Elsewhere in this chapter:

  • Loras’ first in-person appearance: he’s the cutest guy Sansa’s ever seen (wasn’t Renly that, also?) with “lazy” (?) brown curls and “liquid gold” eyes. The description of his tourney self-marketing activities is great.
  • Eddard isn’t around to see what a drunken, sexist (even if Cersei deserves it) lout his “friend” Robert actually is.
  • First detailed description of Sandor: gaunt, with heavy brows, a large hooked nose, thin dark hair combed over, and the now precisely described scars. And he gets the only real emotional response out of Sociopathic Sansa.

AGoT Tyrion 1: potpourri

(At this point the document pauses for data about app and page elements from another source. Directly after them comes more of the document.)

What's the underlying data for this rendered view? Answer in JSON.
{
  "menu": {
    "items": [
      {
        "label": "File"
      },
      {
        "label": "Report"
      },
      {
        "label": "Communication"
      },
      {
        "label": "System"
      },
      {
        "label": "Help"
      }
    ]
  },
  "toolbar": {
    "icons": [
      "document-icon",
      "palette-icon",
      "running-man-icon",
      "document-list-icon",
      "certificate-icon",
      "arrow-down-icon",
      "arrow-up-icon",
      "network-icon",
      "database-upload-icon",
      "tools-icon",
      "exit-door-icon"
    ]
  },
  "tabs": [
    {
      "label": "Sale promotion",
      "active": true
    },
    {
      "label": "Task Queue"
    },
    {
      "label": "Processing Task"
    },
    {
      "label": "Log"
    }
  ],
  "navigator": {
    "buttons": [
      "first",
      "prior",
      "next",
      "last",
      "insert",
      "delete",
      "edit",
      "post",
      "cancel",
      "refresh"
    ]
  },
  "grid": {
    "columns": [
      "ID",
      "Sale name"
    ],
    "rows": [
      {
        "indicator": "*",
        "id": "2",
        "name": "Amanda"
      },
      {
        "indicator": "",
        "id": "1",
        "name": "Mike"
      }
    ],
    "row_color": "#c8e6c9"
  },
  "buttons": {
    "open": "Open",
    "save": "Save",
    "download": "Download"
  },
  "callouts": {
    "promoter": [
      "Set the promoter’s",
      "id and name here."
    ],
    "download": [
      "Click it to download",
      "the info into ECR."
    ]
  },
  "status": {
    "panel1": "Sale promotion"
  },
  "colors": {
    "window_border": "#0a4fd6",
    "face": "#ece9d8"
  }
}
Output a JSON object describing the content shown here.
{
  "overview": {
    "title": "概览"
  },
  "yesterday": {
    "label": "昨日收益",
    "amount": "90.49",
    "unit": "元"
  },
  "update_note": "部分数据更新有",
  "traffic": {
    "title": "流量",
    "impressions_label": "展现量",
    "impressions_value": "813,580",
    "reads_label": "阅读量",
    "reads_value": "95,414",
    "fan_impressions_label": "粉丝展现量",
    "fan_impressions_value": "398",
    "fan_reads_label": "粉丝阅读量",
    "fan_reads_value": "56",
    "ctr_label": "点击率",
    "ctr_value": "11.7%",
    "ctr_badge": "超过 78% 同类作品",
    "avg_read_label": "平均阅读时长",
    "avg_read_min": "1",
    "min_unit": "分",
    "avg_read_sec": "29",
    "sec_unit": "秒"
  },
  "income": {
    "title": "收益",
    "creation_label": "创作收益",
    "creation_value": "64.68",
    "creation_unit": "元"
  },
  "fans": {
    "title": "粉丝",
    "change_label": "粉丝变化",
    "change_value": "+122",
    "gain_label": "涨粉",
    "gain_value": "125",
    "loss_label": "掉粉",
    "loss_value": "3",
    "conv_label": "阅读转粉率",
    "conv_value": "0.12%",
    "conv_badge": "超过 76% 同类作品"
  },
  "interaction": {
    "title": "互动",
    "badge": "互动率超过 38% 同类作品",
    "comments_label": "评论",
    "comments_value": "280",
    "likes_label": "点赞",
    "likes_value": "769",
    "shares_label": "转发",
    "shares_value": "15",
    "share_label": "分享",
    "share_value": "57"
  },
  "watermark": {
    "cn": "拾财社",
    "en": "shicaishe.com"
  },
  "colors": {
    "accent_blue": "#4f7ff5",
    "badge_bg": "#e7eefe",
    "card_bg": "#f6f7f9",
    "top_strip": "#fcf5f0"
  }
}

  • For a first POV chapter, this chapter reveals surprisingly little of Tyrion’s inner life: it’s largely composed of dialog. We do get a sense of his intelligence through his subtle observation of his siblings’ behavior, though. And we learn that he’s willing to stand up to Joffrey.
  • The Winterfell library is sold hard in the opening paragraphs, probably in an attempt to make the reader care about its forthcoming destruction by fire.
  • Sandor’s “spirits of the air!” schtick feels out of character: is he elsewhere portrayed as a stand-up comedian?
  • Joffrey: “I cannot abide the wailing of women.” I’m hoping to eventually look for patterns in these off-handed sexist comments: do their sources tend to mostly be less admirable characters? characters headed for a gruesome end?
  • IMHO, cooking bacon “until it turns black” is a waste of good bacon.
  • The younger pseudo-Baratheon children are once again portrayed as nice kids.
  • Jaime says he would euthanize a son of his that was in Bran’s situation. Of course he is literally hoping to convince those in authority over Bran to euthanize him, for purely selfish reasons–but it’s interesting to consider the words as applied to Joffrey: is Jaime aware of his actual son’s problematic nature? Does he wish he had not brought him into the world, or could remove him from it?

AGoT Arya 1: gender; plus, does Sandor want Joffrey dead?

“You’d think the royal sigil would be sufficient, but no. He makes his mother’s house equal in honor to the King’s.”

“The woman is important too!” Arya protested.

Good for her, even if the woman she’s defending (Cersei) is less than admirable.

A few pages later, just so we don’t forget the institutional sexism Arya is doomed to struggle against:

“Are you training women here?”

BTW, Sandor says this while trying to convince Ser Rodrik to let Joffrey and Robb fight with real swords. Does Sandor want Joffrey dead, wounded, or at least put in his place?

(Another of Sandor’s pro-real swords arguments: “I killed a man at twelve.” Arya will, of course, beat that record.)